The proceedings against Zhou Shifeng, director of the now defunct Beijing Fengrui law firm, was the third such trial this week as Communist authorities crack down on dissent.
Fengrui defended victims of sexual abuse, members of banned religious groups and dissident scholars, among others.
It was at the centre of the "709 crackdown" -- named for its central date in July 2015 -- which saw more than 200 activists and lawyers detained for involvement in cases considered by the the ruling party.
Zhou was convicted of "subverting state power" and jailed for seven years, the Second Intermediate People's Court in the northern city of Tianjin said in a statement posted on its official social media account.
Since 2011, Zhou had "attacked the socialist system" online and verbally, and used Fengrui as a platform to challenge the government, endangering national security, the judge said.
Zhou pleaded guilty and said he would "never appeal", adding that the ruling would would "stand the test of history" for its fairness, footage of the trial from state broadcaster CCTV showed.
The court said he thanked late paramount Chinese leader Deng Xiaoping for reforms that made his "development" possible.
"The second person I would like to extend my gratitude to is Chairman Xi Jinping," it cited him as saying. "His national strategy to implement the rule of law has made China stronger."
The declarations attributed to him were in marked contrast to his previous career, which included numerous politically sensitive cases.
In 2008, he sued one of the country?s largest dairy producers on behalf of a victim of the notorious contaminated milk powder scandal, in which six children died and some 300,000 were sickened.
Under Zhou?s leadership, Fengrui defended artist Ai Weiwei, Uighur intellectual Ilham Tohti -- sentenced to life in prison for separatism -- and rights activist Cao Shunli.
Zhou was the third 709 detainee to be tried in Tianjin this week.

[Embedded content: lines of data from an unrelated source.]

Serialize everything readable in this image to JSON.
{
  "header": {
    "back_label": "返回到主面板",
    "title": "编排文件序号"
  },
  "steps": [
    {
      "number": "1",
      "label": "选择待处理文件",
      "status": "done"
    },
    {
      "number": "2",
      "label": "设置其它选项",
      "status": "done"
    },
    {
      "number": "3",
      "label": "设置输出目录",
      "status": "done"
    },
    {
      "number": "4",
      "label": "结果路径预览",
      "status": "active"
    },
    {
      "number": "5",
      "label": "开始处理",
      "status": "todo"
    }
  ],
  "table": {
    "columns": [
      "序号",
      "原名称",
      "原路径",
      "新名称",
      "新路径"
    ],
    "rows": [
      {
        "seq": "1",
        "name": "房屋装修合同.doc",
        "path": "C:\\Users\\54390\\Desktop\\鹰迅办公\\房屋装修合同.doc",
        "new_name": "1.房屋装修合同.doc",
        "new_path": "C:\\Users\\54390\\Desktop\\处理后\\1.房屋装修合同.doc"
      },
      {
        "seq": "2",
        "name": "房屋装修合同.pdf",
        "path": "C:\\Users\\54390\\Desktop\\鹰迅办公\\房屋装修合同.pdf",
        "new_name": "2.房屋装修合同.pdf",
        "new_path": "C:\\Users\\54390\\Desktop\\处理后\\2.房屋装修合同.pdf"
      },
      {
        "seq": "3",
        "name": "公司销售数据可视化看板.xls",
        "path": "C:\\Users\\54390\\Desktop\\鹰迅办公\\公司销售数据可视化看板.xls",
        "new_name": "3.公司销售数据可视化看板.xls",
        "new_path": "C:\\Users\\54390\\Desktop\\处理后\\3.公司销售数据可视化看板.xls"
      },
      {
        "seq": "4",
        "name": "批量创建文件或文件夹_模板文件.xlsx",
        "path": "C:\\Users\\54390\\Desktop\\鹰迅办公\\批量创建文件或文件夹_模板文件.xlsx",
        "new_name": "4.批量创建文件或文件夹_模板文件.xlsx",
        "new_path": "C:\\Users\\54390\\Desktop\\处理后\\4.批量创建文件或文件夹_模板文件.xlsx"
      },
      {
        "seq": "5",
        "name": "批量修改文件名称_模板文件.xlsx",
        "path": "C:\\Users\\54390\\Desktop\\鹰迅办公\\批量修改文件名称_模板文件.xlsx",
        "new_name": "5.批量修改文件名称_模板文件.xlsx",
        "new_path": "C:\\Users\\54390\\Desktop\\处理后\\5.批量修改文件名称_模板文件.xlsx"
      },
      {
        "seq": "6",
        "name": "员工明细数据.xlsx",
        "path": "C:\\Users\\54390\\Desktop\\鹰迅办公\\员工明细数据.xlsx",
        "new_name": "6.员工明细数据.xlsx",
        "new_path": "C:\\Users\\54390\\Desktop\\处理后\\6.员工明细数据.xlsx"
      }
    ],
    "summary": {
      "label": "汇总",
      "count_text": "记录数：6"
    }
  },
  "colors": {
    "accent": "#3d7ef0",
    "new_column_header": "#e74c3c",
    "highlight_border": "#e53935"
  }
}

The spate of hearings was a "political charade" with no chance of fair trial, Roseann Rife of campaign group Amnesty International said in a statement, adding the defendants' "fates were sealed before they stepped into the courtroom".
- 'No benefit' -
Zhou's trial was held under air-tight security, with scores of police and plainclothes personnel -- identifiable by small gold star pins -- stationed for blocks around the court, clustered every few yards.
Traffic was cut off and journalists diverted from the site before being closely trailed -- even into toilets at a nearby shopping mall. Men and women in the street pretended to wait for buses or eat lunch, before filming outsiders on camcorders and phones.
Authorities insist the Tianjin trials are open, with the court saying that more than 40 people including politicians, legal scholars, and "civilian representatives from all walks of life", as well as mainland and overseas media outlets, were present at Zhou's proceedings.
But family members of those detained, particularly their wives, complain of being constantly watched and forcibly being kept away from the court or seeking further information.
In a video posted privately online, Wang Qiaoling, the wife of Li Heping, another detained 709 lawyer, said she and others had been confined to their homes.
In a social media post, the Tianjin court said Zhou had twice stated in writing that he did not want his relatives to attend his trial.
It included a photo of what it said was a letter he had handwritten, signed and fingerprinted, reading: "Given that my family members are all farmers who are not very well-educated, having them come to the court to attend my hearing would be of no benefit to either me or them."
AFP was not given access to the court Thursday, and only court-appointed defence lawyers were present.
Zhou's trial followed those of activists Zhai Yanmin and Hu Shigen, who were both found guilty of subverting state power by the same court.
Zhai was on Tuesday handed a three-year suspended sentence -- considered relatively lenient by the standards of Chinese dissident prosecutions -- for crimes that included waving banners and shouting slogans.
Hu, a prominent dissident and writer who previously spent 16 years in prison for trying to organise memorials for victims of the 1989 Tiananmen Square killings, was on Wednesday given seven and a half years, with the court stating he had sought to foment "colour revolution".